Which brings us to the third change, which is the investments in breakthrough propulsion and other new technologies which are perceived by the American's as the "game changers" needed to keep ahead of other countries who can certainly compete on costs using existing technology, which was mostly developed in the 40's, 50's and 60's.
So now we know what's coming down the pipe at NASA. We've got the opening up to new and non-traditional space focused companies, international cooperation and the search for "game changing" breakthrough propulsion and other new technologies.
Now that Canadian's know what the US policies are and why they are that way, we're in a better position to take cooperate, contribute and even take advantage of the new NASA.
As for GM, they're also doing things a bit differently lately and their recent news is decidedly more upbeat with the May 28th announcement that the company is starting a $100 million USD venture fund and the June 1st announcement from GM Canada that it is investing a further $224 million CDN to build a new line of fuel-efficient transmissions.
According to the June 2nd, 2010 Canadian Press article "Stay tuned' for more investments: GM Canada president," the money:

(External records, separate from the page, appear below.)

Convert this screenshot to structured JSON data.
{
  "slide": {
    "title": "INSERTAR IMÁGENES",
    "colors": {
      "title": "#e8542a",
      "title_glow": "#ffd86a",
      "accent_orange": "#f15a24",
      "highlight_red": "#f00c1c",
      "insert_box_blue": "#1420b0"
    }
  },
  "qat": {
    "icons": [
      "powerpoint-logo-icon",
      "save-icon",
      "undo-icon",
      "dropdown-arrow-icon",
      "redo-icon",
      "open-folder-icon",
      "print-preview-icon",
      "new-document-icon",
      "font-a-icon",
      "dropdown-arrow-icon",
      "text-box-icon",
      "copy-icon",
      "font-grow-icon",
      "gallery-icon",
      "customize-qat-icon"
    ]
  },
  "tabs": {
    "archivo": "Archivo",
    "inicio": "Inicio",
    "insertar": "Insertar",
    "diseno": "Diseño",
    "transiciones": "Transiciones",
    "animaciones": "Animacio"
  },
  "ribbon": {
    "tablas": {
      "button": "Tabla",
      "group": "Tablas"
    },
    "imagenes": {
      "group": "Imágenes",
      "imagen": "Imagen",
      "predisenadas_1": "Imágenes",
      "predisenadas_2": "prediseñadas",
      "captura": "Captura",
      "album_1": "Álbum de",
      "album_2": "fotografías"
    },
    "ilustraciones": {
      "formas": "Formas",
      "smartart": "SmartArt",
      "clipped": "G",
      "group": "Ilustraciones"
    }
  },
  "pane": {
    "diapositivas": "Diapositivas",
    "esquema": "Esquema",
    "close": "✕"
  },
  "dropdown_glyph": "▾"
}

committed to build new transmissions at GM's St. Catharines, Ont., plant reflects a brighter future for the company and Canadians should "stay tuned" for further announcements, said new company president Kevin Williams.The same thing will happen to NASA after it gets it's house in order. After all, everything new has a beginning.